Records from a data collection
::::

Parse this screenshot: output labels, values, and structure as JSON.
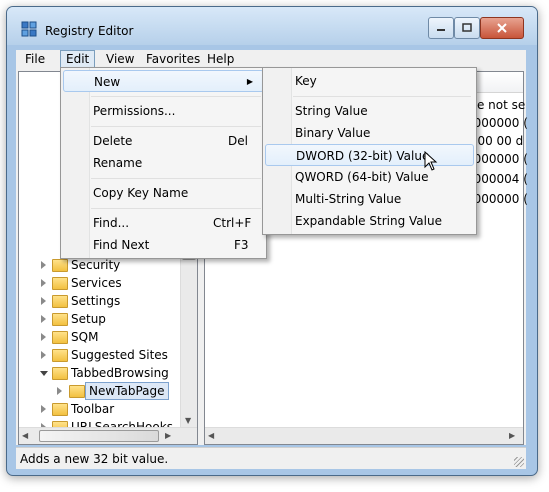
{
  "window": {
    "title": "Registry Editor",
    "min_icon": "minimize-icon",
    "max_icon": "maximize-icon",
    "close_icon": "close-icon"
  },
  "menubar": {
    "items": [
      "File",
      "Edit",
      "View",
      "Favorites",
      "Help"
    ]
  },
  "edit_menu": {
    "new": "New",
    "permissions": "Permissions...",
    "delete": "Delete",
    "delete_accel": "Del",
    "rename": "Rename",
    "copy_key_name": "Copy Key Name",
    "find": "Find...",
    "find_accel": "Ctrl+F",
    "find_next": "Find Next",
    "find_next_accel": "F3"
  },
  "new_submenu": {
    "key": "Key",
    "string_value": "String Value",
    "binary_value": "Binary Value",
    "dword_value": "DWORD (32-bit) Value",
    "qword_value": "QWORD (64-bit) Value",
    "multi_string_value": "Multi-String Value",
    "expandable_string_value": "Expandable String Value"
  },
  "tree": {
    "items": [
      "Security",
      "Services",
      "Settings",
      "Setup",
      "SQM",
      "Suggested Sites",
      "TabbedBrowsing",
      "NewTabPage",
      "Toolbar",
      "URLSearchHooks"
    ]
  },
  "list": {
    "header_fragment": "a",
    "rows": [
      "lue not se",
      "0000000 (",
      "0 00 00 d",
      "0000000 (",
      "0000004 (",
      "0000000 ("
    ]
  },
  "status": {
    "text": "Adds a new 32 bit value."
  }
}
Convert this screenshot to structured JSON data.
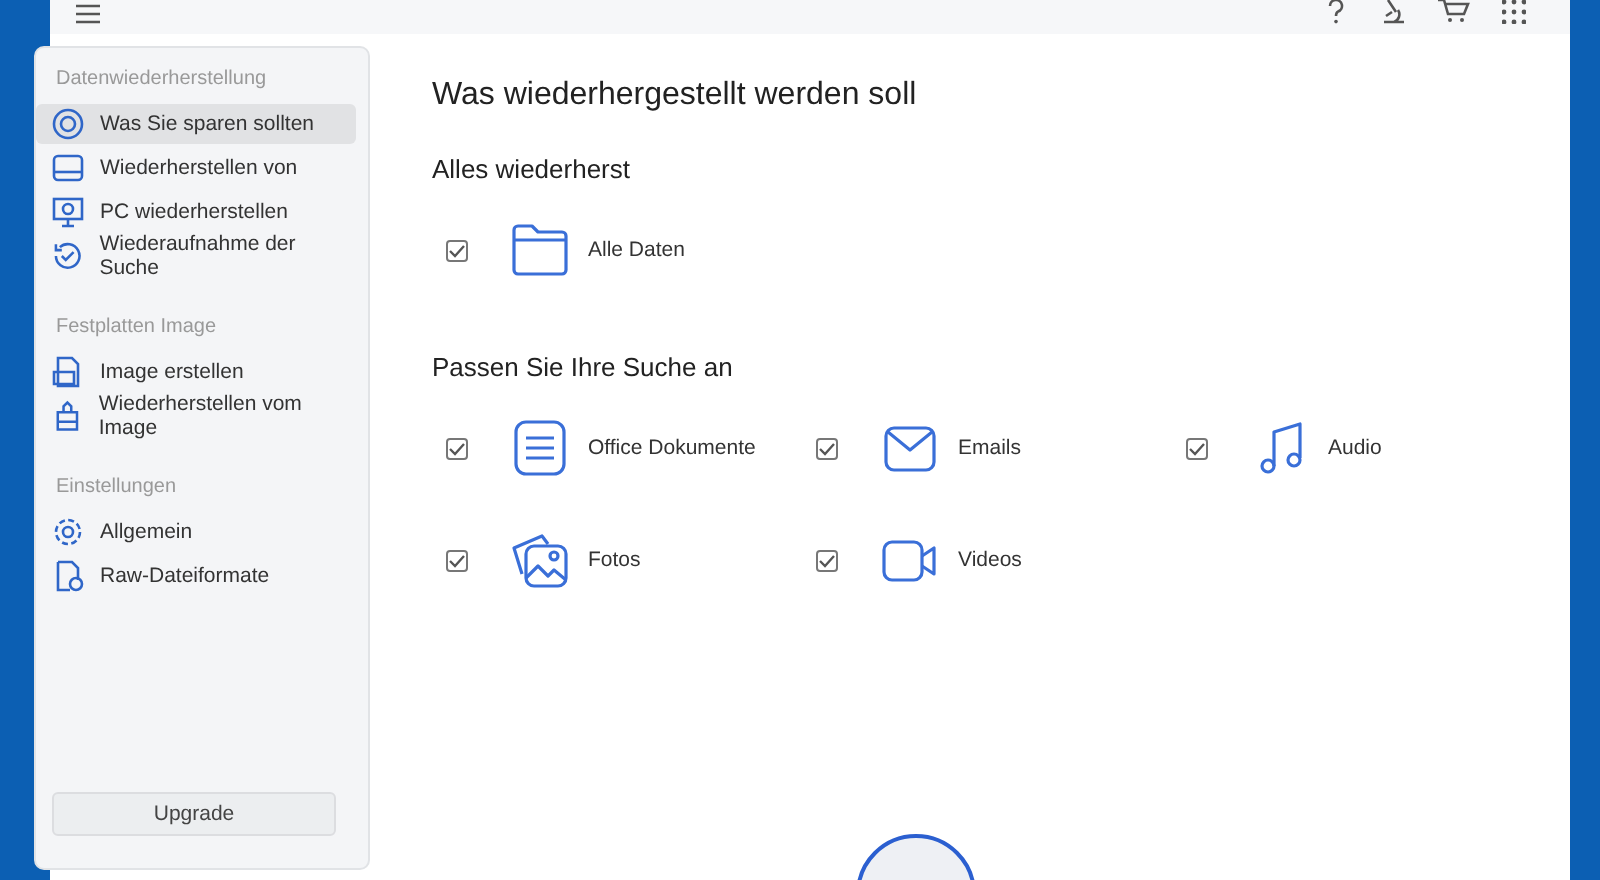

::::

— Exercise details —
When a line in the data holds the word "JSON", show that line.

— Task result —
Parse this screenshot: output labels, values, and structure as JSON.
Convert this screenshot to structured JSON data.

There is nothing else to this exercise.